In addition to a vibrant color palette and bold fonts, the park’s visual identity and service design could be called a refined sideshow, bright and intriguing with a wink towards social media and a respect for the past. Witty ex-punk singer John Shuttleworth recorded mocking covers of pop songs for the Counter Culture Caterpillar kid’s roller coaster, taking a page out of Pixar’s playbook by making entertainment that appeals to adults and children at the same time. Artist Tracey Emin, known for her iconic neon work, is creating a Welcome to Dreamland sign in front of the Scenic. Much of the original material initially used to build the park was repositioned, like the paint-stained, century old timber from the Scenic that was recut into seating (knickknacks made out of this wood have been big sellers in the gift shop).
“The question is how do we work on different levels, where people will talk about it and take pictures?” he says. The team has even wrapped the unfinished and under-construction areas of the park in three-story high construction webbing (with proper branding), massive presents that promise a cool photo and a reason to return.

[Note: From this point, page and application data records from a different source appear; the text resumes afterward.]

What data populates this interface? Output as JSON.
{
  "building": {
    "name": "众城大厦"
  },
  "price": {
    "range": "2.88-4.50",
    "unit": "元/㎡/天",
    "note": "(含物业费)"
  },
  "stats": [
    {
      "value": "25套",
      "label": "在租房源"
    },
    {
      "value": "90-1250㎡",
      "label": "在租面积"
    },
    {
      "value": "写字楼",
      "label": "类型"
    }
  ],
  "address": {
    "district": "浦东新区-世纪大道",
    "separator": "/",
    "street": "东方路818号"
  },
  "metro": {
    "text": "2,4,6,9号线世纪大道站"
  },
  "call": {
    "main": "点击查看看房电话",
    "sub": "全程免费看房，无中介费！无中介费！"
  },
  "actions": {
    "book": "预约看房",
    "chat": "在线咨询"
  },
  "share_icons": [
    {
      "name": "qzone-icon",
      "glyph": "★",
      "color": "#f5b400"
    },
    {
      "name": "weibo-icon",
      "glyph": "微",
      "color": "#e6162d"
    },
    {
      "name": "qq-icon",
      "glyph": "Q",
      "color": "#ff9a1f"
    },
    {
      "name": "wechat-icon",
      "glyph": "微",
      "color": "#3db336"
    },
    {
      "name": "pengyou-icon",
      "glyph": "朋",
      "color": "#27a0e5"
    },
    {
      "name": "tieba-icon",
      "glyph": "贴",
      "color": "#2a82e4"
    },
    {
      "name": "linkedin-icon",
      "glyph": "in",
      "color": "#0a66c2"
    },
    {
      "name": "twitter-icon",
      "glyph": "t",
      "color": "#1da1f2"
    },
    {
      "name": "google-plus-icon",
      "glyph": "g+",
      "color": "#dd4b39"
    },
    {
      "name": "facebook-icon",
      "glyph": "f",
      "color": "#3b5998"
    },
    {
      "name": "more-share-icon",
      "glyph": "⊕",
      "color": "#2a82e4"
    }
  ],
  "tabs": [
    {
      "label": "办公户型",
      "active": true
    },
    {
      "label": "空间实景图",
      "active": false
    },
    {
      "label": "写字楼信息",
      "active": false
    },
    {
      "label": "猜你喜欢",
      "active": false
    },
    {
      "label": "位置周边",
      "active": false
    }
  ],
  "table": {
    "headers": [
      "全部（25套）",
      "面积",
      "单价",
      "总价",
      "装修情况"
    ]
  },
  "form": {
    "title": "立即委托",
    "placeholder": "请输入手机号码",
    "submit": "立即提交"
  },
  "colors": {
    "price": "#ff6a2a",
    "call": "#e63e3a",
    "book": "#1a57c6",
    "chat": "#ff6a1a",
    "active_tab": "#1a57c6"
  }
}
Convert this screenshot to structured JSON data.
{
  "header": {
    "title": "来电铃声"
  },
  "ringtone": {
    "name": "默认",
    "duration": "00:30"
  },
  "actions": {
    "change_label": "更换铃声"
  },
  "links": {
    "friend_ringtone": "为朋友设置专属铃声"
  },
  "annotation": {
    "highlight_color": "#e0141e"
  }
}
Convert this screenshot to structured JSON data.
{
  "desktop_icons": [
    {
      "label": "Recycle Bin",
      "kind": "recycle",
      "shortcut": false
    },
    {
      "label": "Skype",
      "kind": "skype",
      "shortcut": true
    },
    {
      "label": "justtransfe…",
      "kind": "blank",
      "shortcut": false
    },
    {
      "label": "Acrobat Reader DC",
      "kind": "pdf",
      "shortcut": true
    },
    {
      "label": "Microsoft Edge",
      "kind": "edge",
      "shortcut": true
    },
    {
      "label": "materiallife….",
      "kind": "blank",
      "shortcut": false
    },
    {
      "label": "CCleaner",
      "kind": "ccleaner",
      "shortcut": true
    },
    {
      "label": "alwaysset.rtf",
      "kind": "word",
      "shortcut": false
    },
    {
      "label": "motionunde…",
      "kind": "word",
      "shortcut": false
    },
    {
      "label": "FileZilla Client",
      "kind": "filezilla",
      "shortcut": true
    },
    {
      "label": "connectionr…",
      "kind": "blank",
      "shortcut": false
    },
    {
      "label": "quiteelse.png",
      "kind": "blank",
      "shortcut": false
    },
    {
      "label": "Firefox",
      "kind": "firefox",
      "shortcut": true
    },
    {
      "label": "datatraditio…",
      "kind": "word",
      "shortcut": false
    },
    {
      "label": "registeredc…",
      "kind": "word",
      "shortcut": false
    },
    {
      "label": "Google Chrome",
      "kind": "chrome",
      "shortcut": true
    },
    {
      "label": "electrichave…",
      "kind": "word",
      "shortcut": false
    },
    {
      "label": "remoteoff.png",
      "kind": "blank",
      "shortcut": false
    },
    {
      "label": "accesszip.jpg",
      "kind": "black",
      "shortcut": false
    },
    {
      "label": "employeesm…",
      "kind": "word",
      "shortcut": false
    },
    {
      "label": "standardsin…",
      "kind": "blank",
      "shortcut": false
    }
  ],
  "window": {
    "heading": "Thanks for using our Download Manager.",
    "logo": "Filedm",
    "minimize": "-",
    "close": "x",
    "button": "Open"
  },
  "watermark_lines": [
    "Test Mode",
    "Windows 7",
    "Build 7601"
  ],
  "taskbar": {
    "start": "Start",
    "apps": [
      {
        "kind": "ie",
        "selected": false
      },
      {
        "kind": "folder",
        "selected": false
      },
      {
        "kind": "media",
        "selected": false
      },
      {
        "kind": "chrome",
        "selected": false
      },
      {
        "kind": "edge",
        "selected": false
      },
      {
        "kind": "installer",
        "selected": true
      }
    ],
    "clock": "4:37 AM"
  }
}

The process of sifting and shuffling through styles, panning through cultural references for ideas, has always ben a part of Hemingway’s career. Never formally trained as a designer, Hemingway and Gerardine started their first venture, the clothing company Red or Dead, by buying loads of vintage clothing, collecting old pieces and learning by observations as much as osmosis. The process proved so successful for that venture, which eventually showed collections in Paris and New York and at one time had hundreds of stores worldwide, that they repeated it for graphic design. They company has an extensive archive of hand-drawn fonts and posters, which grew from castaways and advertisements they discovered in lots of old clothes. Comprising half a million pieces of work, it’s been digitized and stores on a private computer network called The Land of Lost Content.
“The reason midcentury style keeps attracting people is because it doesn’t feel retro,” he says, “it’s just beautifully designed. We always try to design out obsolescence. We don’t want our work to feel like it’s part of a design movement. We don’t want them to be able to tell it was made in 2015.”
Photos from the John Hutchinson Collection, courtesy of the Dreamland Trust
Fun and Frivolity as Regeneration
Dreamland’s opening this summer fulfills the wishes of locals looking for economic revitalization, but is grounded in the realities of cultural tourism. Up the shore, the Turner Contemporary gallery, which opened in 2011, has been an upscale draw draw, but the vision it to make Dreamland the true anchor of the area. When he was studying vintage footage and photos of the park’s previous highpoint, Hemingway was struck by how many photos showed people dancing, or having weddings on the shore, or accounts of meeting their husband or wife, holding each other’s hands for the first time during a ride on the Scenic. This is about much more than a series of rides.
“Margate won’t totally survive just on very culturally aware people,” he says. “They’re the ones getting it going. But it has to be wider than that if Margate is going to get its mojo back. Dreamland adds something a bit more for the common man.”